[Data excerpts]
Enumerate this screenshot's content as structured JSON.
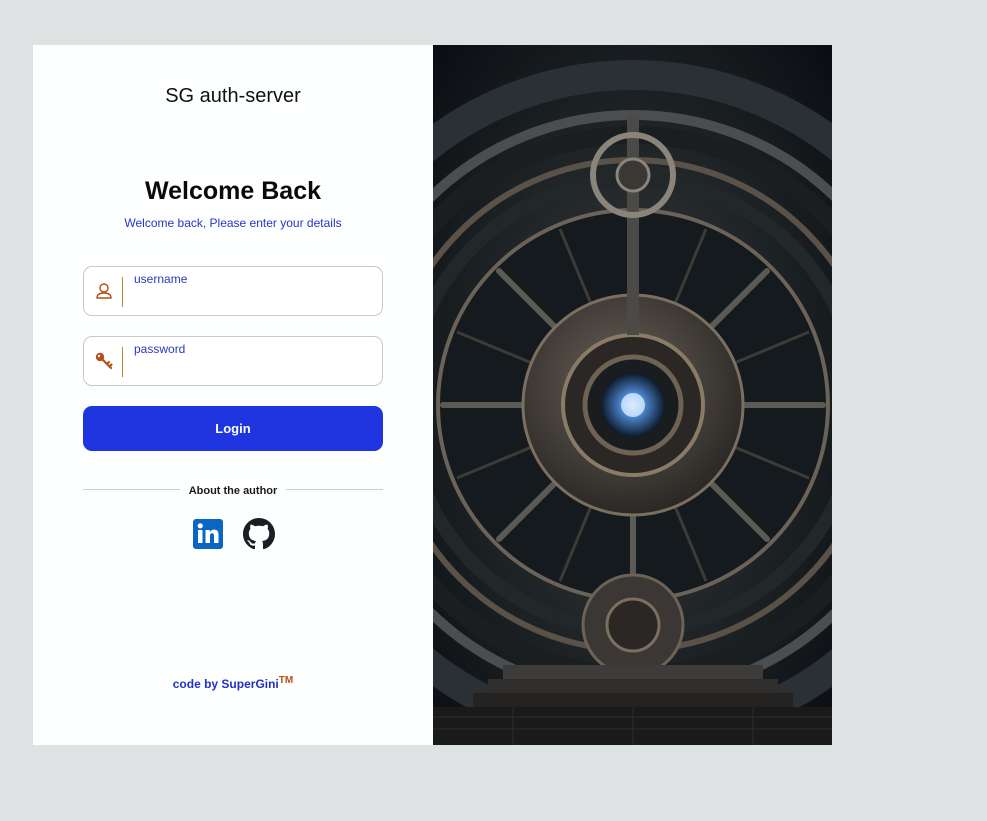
{
  "brand": "SG auth-server",
  "welcome": {
    "title": "Welcome Back",
    "subtitle": "Welcome back, Please enter your details"
  },
  "form": {
    "username_label": "username",
    "username_value": "",
    "password_label": "password",
    "password_value": "",
    "login_label": "Login"
  },
  "about": {
    "label": "About the author",
    "links": [
      {
        "icon": "linkedin-icon"
      },
      {
        "icon": "github-icon"
      }
    ]
  },
  "footer": {
    "prefix": "code by SuperGini",
    "trademark": "TM"
  },
  "colors": {
    "accent": "#1f35e0",
    "label_text": "#2a39c0",
    "icon_orange": "#b4501a",
    "divider_gold": "#b8862d",
    "linkedin": "#0a66c2",
    "page_bg": "#dfe2e3"
  },
  "hero_image": {
    "icon": "vault-door-image"
  }
}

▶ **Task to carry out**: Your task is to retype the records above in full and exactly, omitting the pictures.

▶ **Response to the exercise**:
Enumerate this screenshot's content as structured JSON.
{
  "brand": "SG auth-server",
  "welcome": {
    "title": "Welcome Back",
    "subtitle": "Welcome back, Please enter your details"
  },
  "form": {
    "username_label": "username",
    "username_value": "",
    "password_label": "password",
    "password_value": "",
    "login_label": "Login"
  },
  "about": {
    "label": "About the author",
    "links": [
      {
        "icon": "linkedin-icon"
      },
      {
        "icon": "github-icon"
      }
    ]
  },
  "footer": {
    "prefix": "code by SuperGini",
    "trademark": "TM"
  },
  "colors": {
    "accent": "#1f35e0",
    "label_text": "#2a39c0",
    "icon_orange": "#b4501a",
    "divider_gold": "#b8862d",
    "linkedin": "#0a66c2",
    "page_bg": "#dfe2e3"
  },
  "hero_image": {
    "icon": "vault-door-image"
  }
}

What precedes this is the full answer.